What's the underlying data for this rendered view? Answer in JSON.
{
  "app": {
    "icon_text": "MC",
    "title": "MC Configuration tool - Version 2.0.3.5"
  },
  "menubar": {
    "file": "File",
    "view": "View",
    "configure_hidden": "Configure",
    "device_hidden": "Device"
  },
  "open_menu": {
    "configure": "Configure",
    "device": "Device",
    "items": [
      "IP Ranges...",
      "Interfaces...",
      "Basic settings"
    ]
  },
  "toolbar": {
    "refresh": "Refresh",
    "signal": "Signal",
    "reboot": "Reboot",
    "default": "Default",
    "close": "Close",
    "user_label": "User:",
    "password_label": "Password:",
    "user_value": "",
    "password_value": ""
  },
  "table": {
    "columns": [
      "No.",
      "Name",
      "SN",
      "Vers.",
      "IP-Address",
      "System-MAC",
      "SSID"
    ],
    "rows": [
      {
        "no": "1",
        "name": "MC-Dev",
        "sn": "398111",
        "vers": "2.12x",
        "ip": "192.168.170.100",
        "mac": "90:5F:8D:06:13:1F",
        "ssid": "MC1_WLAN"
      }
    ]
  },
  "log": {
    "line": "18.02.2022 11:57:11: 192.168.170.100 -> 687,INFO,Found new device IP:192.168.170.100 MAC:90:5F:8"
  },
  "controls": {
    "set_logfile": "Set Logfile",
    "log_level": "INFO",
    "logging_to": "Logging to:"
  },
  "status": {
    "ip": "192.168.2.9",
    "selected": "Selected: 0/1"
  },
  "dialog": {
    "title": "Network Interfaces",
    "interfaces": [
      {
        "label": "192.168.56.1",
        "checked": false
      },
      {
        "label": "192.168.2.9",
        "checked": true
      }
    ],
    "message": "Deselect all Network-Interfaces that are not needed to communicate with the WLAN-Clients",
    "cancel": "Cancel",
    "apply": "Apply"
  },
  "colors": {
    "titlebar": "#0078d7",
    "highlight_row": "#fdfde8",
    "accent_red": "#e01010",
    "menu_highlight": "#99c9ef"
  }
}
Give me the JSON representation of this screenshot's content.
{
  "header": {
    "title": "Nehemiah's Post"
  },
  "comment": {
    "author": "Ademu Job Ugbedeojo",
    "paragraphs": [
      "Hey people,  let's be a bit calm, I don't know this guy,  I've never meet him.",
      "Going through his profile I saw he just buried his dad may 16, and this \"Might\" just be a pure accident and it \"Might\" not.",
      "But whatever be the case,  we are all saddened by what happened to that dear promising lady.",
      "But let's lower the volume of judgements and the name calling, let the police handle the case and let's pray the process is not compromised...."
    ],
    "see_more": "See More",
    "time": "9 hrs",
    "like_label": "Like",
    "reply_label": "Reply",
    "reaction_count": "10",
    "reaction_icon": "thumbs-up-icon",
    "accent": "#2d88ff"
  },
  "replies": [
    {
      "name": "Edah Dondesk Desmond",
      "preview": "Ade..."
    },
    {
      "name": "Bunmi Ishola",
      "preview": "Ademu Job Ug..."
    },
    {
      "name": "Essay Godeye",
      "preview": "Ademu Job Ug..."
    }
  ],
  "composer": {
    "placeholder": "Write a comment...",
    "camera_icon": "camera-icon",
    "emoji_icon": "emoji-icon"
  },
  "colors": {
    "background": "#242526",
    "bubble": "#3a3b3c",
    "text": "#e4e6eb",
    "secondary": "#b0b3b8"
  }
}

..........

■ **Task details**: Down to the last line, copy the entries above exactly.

■ **Answer below**:
What's the underlying data for this rendered view? Answer in JSON.
{
  "app": {
    "icon_text": "MC",
    "title": "MC Configuration tool - Version 2.0.3.5"
  },
  "menubar": {
    "file": "File",
    "view": "View",
    "configure_hidden": "Configure",
    "device_hidden": "Device"
  },
  "open_menu": {
    "configure": "Configure",
    "device": "Device",
    "items": [
      "IP Ranges...",
      "Interfaces...",
      "Basic settings"
    ]
  },
  "toolbar": {
    "refresh": "Refresh",
    "signal": "Signal",
    "reboot": "Reboot",
    "default": "Default",
    "close": "Close",
    "user_label": "User:",
    "password_label": "Password:",
    "user_value": "",
    "password_value": ""
  },
  "table": {
    "columns": [
      "No.",
      "Name",
      "SN",
      "Vers.",
      "IP-Address",
      "System-MAC",
      "SSID"
    ],
    "rows": [
      {
        "no": "1",
        "name": "MC-Dev",
        "sn": "398111",
        "vers": "2.12x",
        "ip": "192.168.170.100",
        "mac": "90:5F:8D:06:13:1F",
        "ssid": "MC1_WLAN"
      }
    ]
  },
  "log": {
    "line": "18.02.2022 11:57:11: 192.168.170.100 -> 687,INFO,Found new device IP:192.168.170.100 MAC:90:5F:8"
  },
  "controls": {
    "set_logfile": "Set Logfile",
    "log_level": "INFO",
    "logging_to": "Logging to:"
  },
  "status": {
    "ip": "192.168.2.9",
    "selected": "Selected: 0/1"
  },
  "dialog": {
    "title": "Network Interfaces",
    "interfaces": [
      {
        "label": "192.168.56.1",
        "checked": false
      },
      {
        "label": "192.168.2.9",
        "checked": true
      }
    ],
    "message": "Deselect all Network-Interfaces that are not needed to communicate with the WLAN-Clients",
    "cancel": "Cancel",
    "apply": "Apply"
  },
  "colors": {
    "titlebar": "#0078d7",
    "highlight_row": "#fdfde8",
    "accent_red": "#e01010",
    "menu_highlight": "#99c9ef"
  }
}
Give me the JSON representation of this screenshot's content.
{
  "header": {
    "title": "Nehemiah's Post"
  },
  "comment": {
    "author": "Ademu Job Ugbedeojo",
    "paragraphs": [
      "Hey people,  let's be a bit calm, I don't know this guy,  I've never meet him.",
      "Going through his profile I saw he just buried his dad may 16, and this \"Might\" just be a pure accident and it \"Might\" not.",
      "But whatever be the case,  we are all saddened by what happened to that dear promising lady.",
      "But let's lower the volume of judgements and the name calling, let the police handle the case and let's pray the process is not compromised...."
    ],
    "see_more": "See More",
    "time": "9 hrs",
    "like_label": "Like",
    "reply_label": "Reply",
    "reaction_count": "10",
    "reaction_icon": "thumbs-up-icon",
    "accent": "#2d88ff"
  },
  "replies": [
    {
      "name": "Edah Dondesk Desmond",
      "preview": "Ade..."
    },
    {
      "name": "Bunmi Ishola",
      "preview": "Ademu Job Ug..."
    },
    {
      "name": "Essay Godeye",
      "preview": "Ademu Job Ug..."
    }
  ],
  "composer": {
    "placeholder": "Write a comment...",
    "camera_icon": "camera-icon",
    "emoji_icon": "emoji-icon"
  },
  "colors": {
    "background": "#242526",
    "bubble": "#3a3b3c",
    "text": "#e4e6eb",
    "secondary": "#b0b3b8"
  }
}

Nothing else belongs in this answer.